Management consultant, blog writer, dreamer
Managers making difficult decisions are mostly taken for granted. Someone has to make a decision, and that’s a manager’s job, say most of us. “When you consider why some leaders are successful and some are not, the difference between a successful and unsuccessful leader is often directly linked to the choices and decisions they make”, says Peter Barron Stark, President of Peter Barron Stark Companies.
However, decision making becomes difficult when uncertainty is high, as it is now in the digital era. Indeed, technical and market uncertainty make decision-making difficult and, because information is often complex, understanding a problem is a challenge and often impossible before the problem is solved 1.
Making difficult decisions in times of uncertainty
Indeed, uncertainty is the difference between the amount of knowledge necessary to perform a task and the amount of knowledge already available within the company 2. Therefore, uncertainty refers to a lack of information regarding potential outcomes. So, it seems that knowledge is a critical element that is needed to make sound decisions.
Not so, says Malcolm Gladwell, (Blink: The Power of Thinking Without Thinking): “The key to good decision making is not knowledge. It is understanding. We are swimming in the former. We are desperately lacking in the latter.” Decisions that seem to be the most difficult are those that require a deeper level of thought.
Kescia D. Gray suggests in the Corporate Wellness Magazine the following five steps that will help you to make better decisions in times of uncertainty:
Step 1: Identify your goal. Identify the purpose of your decision by asking yourself what exactly is the problem that needs to be solved? And why does this problem need to be solved?
Step 2: Gather information for weighing your options. It will help you to better understand what needs to be done in solving the problem, and will also help to generate ideas for a possible solution.
Step 3: Consider the consequences. In this step, you will be asking yourself what is likely to be the results of your decision. How will it affect you now? And how will it affect your future?
Step 4: Make your decision. Now that you have identified your goal, gathered all necessary information, and weighed the consequences, it is time to make a choice and actually execute your final decision.

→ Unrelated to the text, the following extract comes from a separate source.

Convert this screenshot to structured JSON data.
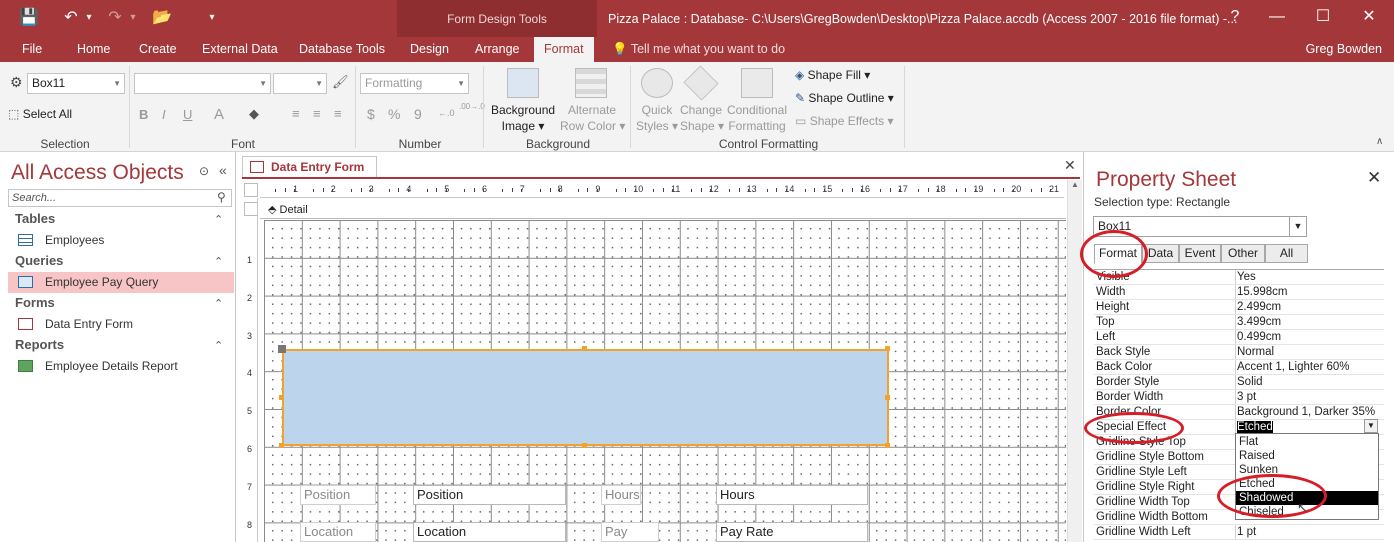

Step 5: Evaluate your decision. Once you have made your final decision and put it into action, it is necessary to evaluate the decision and the steps you have taken to ensure that it works.
All right, according to Psychology Today, in the real world, most of our choices only need to be good enough, not perfect. Nevertheless, to understand the decision that you must make, you need recent, reliable and relevant information. Also, try not to make the decision on your own. Therefore, by involving your team, the decision that you make may be accepted and understood more. As result of this, making difficult decisions may become easier.
Remember, you need a well researched and written Business Plan to get your business off to a good start!
1 Sweere, R.A. 2009. Improve Understanding and Decision-making in Standardization and Technology Licensing Projects by Applying Soft Systems Methodology and Scenario Thinking to Wicked Problems, Dissertation: Master of Science in Innovation Management, Technology University of Eindhoven.
2Liu, R. and Hart, S. 2011. Does experience matter? — A study of knowledge processes and uncertainty reduction in solution innovation, Industrial Marketing Management, 40:691-698.